They argue that although a good housing programme can create better society, development, health and ease of governance, previous administrations in the country have not done much in that regard.
According to them, viable housing development has ever been a major component of creating stable, wealth and healthy communities that the country has not been able to key in.
They, nonetheless, indentify lack of expertise, up to date and knowledgeable industry leaders, especially in the policy making arms and lack of funding for relevant housing development agencies, as the cause of the problem.
But the Federal Mortgage Bank of Nigeria admits that although there might have been such observed lapses previously, the bank has been working to bridge housing deficit in the country.
Further to this, Mr Ahmed Dangiwa, the Managing Director of the bank, said the institution would evolve a mortgage financing regulatory system to provide solid foundation for housing finance in the country.
At an event in Abuja recently, he noted that the management team would ensure that the regulatory system was effective to protect interests of existing and prospective home owners.
“Meeting the affordable mass housing needs of Nigeria remains a major challenge; with estimated 17 million housing deficits in the country anticipated to cost almost N60 trillion, solutions must be put in place to bridge this large gap,’’ he said.
Dangiwa also admitted that there had been several challenges facing the sector, especially on mortgage financing.
According to him, existence of a viable mortgage system which will strengthen home ownership for low-income earners is imperative for tackling the challenges facing the housing sector.
He said the bank would develop a mortgage financing change agenda that would also serve as guiding compass to the housing reform agenda of the government.
He promised that the management of the institution would build a firm foundation for the future of the housing sector in Nigeria by repositioning the bank, appealing to stakeholders to think on how to proffer financial solutions to the challenges.
In his remarks, Dr Yemi Adelakun, a former Permanent Secretary in the Office of the Head of Civil Service of the Federation, advised that developers should always put into consideration annual income of civil servants to provide them with affordable houses.
He said the affordable housing ought to be within the cost accessible for both low and medium income earners.

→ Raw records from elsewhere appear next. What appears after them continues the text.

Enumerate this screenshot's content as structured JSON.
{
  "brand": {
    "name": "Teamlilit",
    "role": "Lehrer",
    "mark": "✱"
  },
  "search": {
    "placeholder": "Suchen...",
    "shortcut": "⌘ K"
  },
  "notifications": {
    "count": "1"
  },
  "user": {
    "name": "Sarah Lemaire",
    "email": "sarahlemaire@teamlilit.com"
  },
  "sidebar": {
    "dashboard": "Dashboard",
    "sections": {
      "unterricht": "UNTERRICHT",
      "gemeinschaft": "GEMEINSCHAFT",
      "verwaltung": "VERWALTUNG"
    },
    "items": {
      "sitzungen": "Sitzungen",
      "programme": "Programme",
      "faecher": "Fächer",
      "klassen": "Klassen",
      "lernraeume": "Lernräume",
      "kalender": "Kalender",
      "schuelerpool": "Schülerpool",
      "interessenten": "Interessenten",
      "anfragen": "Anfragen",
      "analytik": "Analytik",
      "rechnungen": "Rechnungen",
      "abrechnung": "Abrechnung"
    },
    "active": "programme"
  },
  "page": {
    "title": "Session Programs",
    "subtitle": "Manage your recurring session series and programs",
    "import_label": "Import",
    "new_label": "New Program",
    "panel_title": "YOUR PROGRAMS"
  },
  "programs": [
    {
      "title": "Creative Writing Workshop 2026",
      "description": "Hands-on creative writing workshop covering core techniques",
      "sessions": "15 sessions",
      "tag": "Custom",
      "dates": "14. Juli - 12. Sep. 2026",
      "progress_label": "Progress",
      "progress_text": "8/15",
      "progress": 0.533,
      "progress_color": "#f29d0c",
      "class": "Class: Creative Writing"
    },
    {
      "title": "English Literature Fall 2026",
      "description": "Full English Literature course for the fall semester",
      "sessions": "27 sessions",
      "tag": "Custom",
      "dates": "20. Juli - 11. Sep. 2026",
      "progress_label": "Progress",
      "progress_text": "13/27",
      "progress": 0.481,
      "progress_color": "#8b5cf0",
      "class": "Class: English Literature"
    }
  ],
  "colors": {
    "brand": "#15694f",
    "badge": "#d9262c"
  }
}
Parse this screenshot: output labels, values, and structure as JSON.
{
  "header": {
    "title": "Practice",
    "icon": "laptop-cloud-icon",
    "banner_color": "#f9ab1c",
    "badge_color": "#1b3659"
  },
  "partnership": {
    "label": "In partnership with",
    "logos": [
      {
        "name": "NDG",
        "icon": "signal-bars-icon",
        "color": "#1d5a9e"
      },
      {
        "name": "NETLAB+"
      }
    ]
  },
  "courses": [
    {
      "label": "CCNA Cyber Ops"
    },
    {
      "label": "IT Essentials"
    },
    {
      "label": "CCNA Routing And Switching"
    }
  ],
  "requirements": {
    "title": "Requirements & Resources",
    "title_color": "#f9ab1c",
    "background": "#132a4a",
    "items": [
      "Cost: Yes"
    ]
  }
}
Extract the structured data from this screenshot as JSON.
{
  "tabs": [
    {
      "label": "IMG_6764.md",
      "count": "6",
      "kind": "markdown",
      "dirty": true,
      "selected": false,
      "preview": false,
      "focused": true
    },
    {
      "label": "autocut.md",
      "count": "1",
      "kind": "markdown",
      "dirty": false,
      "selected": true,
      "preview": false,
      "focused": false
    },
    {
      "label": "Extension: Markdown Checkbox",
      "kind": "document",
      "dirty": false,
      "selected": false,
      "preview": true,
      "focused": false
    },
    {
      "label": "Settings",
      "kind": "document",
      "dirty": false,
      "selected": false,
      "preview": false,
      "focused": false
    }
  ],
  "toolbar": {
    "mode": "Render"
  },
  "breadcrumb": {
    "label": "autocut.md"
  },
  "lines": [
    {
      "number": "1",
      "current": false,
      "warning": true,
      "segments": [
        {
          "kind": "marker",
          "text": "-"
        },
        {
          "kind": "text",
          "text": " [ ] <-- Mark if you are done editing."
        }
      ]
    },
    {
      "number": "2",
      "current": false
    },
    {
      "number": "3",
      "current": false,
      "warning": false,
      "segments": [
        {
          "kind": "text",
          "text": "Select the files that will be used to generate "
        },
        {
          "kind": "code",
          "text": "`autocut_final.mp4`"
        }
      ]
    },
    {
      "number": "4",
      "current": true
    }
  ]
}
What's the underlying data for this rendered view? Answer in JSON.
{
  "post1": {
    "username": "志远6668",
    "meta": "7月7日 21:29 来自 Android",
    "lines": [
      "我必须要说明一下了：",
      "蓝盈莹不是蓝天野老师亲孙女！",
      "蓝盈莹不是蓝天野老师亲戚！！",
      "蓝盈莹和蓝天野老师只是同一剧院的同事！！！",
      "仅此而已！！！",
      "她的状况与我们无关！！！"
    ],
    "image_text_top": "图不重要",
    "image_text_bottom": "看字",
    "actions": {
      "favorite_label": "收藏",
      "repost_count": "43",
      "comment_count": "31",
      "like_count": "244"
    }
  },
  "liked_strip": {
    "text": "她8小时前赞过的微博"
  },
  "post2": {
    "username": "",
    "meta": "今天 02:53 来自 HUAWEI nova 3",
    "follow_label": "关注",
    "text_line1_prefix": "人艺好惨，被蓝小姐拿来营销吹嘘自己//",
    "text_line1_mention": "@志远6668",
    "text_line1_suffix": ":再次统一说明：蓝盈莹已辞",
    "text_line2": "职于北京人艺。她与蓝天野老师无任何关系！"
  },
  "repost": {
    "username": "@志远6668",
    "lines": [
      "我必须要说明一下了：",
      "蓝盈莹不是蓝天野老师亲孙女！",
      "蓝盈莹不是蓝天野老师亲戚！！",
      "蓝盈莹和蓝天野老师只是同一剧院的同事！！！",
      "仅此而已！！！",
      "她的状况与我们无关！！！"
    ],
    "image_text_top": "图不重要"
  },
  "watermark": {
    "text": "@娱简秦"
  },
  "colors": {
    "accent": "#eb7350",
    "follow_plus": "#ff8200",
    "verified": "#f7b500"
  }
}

“Affordable housing is defined as housing deemed affordable to those households within their income, it means whether rented or owned, it must be affordable at different income brackets.
“Therefore, the aim of any affordable housing programmes is to provide through special arrangements sustainable housing to the low and medium income earners in the society,’’ Adelakun said.
He, therefore, urged the government to play a leading role in providing affordable housing for people in formal sector and informal sector.
“The reason for this is very clear, politicians talk about delivering the dividends of democracy, housing will not only provide shelter; it will improve the quality of lives and standards of living for Nigerians.
“An affordable housing also supports government war against corrupt practices, create avenue for skills acquisition and employment generation,’’ he noted.
Sharing similar sentiments, Mr Francis Okumagba, a stakeholder in the built industry, said government at all levels should do the needful to enable Nigerians to own houses.
Okumagba complained that the type of houses being built by developers were not the types average Nigerians could afford.
However, Ms. Beatrice Ezeocha, Sales Representative, Nigeria Pipes Ltd., attributed the high cost of housing in Nigeria to non-use of locally manufactured building materials, accusing developers of using expensive foreign products in construction.
According to her, there are lots of qualities and durable locally manufactured building materials in Nigeria that can reduce the cost of building houses in the country.
She called on developers to patronise locally manufactured product, observing that it would help in making the prices of houses affordable for the masses.
Similarly, a mortgage consultant, Mrs Adenike Fasanya-Osilaja, advised that estate developers should ensure building within their resources instead of relying on loans repayment to execute housing projects which he said could lead to unfinished housing projects.
“It is not government’s responsibility to provide funds or teach the developers how to make money, but it is government’s duty to facilitate an enabling environment for its citizens to own homes.
“The problem in the housing sector is not funding, legal framework, lack of land, but mismatch of housing supply to housing demand.
“In housing transaction, there should be peace of mind for both the buyer and the supplier; the builder no longer needs guesswork; the fact is that you build for a ready, willing and able buyer,’’ she observed.
She also advised developers to always consider the capabilities of their clients in terms of resources.
Fasanya-Osilaja, therefore, underscored the need for developers to stop funding unmatched construction but endeavour to facilitate government efforts to develop the built industry.